Ecotourism and Voluntourism in Ecuador — A Semester Abroad
December 12, 2011
December 12, 2011
From January through June 2011, I worked as the ecotourism intern at Rio Muchacho Organic Farm on the coast of Ecuador, 17 km outside of Canoa. This beautiful get away location attracted both ecotourists and volunteer tourists to the rural community composed of 308 people. The slogan of Guacamayo Tours, the tourism institution that the farm owners ran, is “Tourism for a better planet.” In deciding to live and volunteer at the farm for 5 months, I chose to go on a form of identity quest. While on the farm, I met dozens of other international volunteers, all but two from western countries. In a western mentality, ecotourism as well as voluntourism are viewed as good things to partake in, in order to help the local communities in which the tourism activities take place as well as sources for personal growth for the tourist. Interestingly, volunteer tourist opportunities often cost more than equivalent mass tourism movements. While connecting with the local community as a source for personal growth may be the objectives upon entering into the farm, people always found what they were sure would be a haven to have its own flaws and problems. Instead of focusing on how they could learn from the community in which they were volunteering, the volunteers often chose to spend more time with other volunteer tourists that had very similar backgrounds to their own. Beyond the constraints of the language separation between tourists and locals, there existed a separation in values and experiences that resulted in a preference for like people to continue to associate within their own group.
Volunteer tourism is an interesting social phenomenon for discussing relationships between the developed and developing worlds as well as further investigating motivations behind volunteer tourists participation in “helping” abroad. Volunteer tourists are primarily from western countries, young, educated, and financially better off than most. The demographics and state of searching associated with voluntourism are concurrent with a new developmental stage known as “the Odyssey Years.” This is the period between age 20 and 30 when an individual figures out his/her place in community. People in a western culture associate travel abroad as a source of developing an identity. Volunteer tourism is viewed as an even more authentic experience due to the work in “helping” the community, not just experiencing it.

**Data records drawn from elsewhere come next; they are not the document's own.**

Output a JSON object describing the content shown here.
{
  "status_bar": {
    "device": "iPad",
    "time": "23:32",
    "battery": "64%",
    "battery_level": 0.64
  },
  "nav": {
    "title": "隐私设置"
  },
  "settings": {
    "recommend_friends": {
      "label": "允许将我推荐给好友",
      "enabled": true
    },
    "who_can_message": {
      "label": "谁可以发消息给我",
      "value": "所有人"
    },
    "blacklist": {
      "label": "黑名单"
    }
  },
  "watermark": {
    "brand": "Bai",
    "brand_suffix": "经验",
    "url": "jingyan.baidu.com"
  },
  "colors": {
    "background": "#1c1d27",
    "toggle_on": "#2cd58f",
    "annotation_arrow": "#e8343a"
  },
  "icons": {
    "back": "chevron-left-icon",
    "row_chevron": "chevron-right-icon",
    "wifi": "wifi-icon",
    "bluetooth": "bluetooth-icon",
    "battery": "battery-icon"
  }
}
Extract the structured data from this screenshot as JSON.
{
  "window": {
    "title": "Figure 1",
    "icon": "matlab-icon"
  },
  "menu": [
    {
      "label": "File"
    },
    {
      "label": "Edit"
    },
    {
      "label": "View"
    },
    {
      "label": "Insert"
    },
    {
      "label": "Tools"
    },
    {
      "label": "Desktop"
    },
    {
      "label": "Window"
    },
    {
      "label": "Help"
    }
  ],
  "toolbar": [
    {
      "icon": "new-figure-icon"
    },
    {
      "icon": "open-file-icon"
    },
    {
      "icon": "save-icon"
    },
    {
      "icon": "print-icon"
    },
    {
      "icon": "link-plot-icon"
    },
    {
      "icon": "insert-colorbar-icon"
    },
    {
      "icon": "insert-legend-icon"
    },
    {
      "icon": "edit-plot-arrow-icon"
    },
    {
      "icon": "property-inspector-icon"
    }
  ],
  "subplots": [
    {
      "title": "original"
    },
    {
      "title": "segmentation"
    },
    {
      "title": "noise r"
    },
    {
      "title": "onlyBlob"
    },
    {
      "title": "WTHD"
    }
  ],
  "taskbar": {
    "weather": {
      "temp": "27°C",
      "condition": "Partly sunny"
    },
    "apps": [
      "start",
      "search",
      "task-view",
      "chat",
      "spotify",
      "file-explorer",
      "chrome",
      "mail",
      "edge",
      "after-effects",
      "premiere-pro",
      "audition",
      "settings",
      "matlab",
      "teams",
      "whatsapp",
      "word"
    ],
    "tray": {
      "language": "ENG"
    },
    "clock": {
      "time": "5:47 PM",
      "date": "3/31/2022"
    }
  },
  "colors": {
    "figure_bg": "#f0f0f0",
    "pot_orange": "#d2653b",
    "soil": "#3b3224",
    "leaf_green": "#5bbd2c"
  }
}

This independent study allowed for a reflection on the potential relationships that form between the voluntourist and the community in which the volunteer is working. I evaluate the role of work in defining relationships, even when the locals and the tourists have little in common. In so doing, I question the authenticity of volunteer tourism. I evaluate the growth of the volunteer tourism sector, and what external societal qualities motivate the growth at this point in time. Essentially I ask why people feel the need to go abroad to define their identity, and why participating in a work environment would be included in that search. This research is intended to provide a deeper understanding of what volunteer tourism both for closure on my time in Ecuador and as groundwork for a future study in Bolivia fall of 2012.